[Dataset excerpts]

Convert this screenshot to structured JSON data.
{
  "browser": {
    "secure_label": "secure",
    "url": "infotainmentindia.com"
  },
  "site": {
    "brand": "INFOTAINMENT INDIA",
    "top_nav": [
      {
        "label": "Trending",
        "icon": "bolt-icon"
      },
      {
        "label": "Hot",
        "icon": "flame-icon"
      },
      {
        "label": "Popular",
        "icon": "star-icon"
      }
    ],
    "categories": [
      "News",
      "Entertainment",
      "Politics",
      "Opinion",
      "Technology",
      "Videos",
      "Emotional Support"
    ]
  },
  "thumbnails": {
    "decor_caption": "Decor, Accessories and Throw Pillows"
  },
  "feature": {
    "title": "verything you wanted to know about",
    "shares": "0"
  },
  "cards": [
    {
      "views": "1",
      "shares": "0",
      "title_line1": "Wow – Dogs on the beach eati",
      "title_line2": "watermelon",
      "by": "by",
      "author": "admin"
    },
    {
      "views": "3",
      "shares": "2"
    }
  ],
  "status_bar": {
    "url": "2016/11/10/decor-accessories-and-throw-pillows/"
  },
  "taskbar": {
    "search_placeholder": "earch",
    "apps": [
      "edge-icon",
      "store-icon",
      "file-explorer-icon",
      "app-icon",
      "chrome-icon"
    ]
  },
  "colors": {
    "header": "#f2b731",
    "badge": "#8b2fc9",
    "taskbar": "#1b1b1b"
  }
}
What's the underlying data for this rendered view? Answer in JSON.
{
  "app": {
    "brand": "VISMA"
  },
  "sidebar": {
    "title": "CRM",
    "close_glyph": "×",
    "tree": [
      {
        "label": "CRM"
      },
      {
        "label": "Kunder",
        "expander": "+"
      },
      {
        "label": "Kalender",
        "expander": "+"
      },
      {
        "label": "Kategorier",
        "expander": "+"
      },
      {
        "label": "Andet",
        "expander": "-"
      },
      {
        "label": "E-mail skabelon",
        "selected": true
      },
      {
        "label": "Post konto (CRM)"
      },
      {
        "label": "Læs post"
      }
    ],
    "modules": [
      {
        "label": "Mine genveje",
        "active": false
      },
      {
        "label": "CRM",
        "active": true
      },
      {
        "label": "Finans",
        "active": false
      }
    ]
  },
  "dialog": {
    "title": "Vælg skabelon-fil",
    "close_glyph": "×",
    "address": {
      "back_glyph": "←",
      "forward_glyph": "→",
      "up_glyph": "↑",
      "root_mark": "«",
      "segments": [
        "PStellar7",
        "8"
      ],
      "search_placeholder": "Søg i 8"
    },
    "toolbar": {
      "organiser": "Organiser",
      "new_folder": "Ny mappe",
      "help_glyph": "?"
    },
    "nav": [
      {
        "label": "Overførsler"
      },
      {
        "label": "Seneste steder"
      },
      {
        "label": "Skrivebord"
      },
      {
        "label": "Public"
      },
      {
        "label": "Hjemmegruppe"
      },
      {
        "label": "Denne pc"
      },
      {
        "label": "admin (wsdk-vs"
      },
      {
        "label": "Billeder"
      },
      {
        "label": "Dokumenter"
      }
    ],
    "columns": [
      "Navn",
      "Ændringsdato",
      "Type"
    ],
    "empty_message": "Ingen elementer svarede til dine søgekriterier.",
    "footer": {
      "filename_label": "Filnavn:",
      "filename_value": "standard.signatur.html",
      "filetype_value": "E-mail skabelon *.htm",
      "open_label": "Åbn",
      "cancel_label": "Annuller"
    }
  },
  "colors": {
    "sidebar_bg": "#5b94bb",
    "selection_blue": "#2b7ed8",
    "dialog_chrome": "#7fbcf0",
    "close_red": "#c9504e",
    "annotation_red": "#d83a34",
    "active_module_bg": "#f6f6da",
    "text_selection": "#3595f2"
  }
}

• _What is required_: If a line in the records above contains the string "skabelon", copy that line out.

• _Solution to this task_:
        "label": "E-mail skabelon",
    "title": "Vælg skabelon-fil",
      "filetype_value": "E-mail skabelon *.htm",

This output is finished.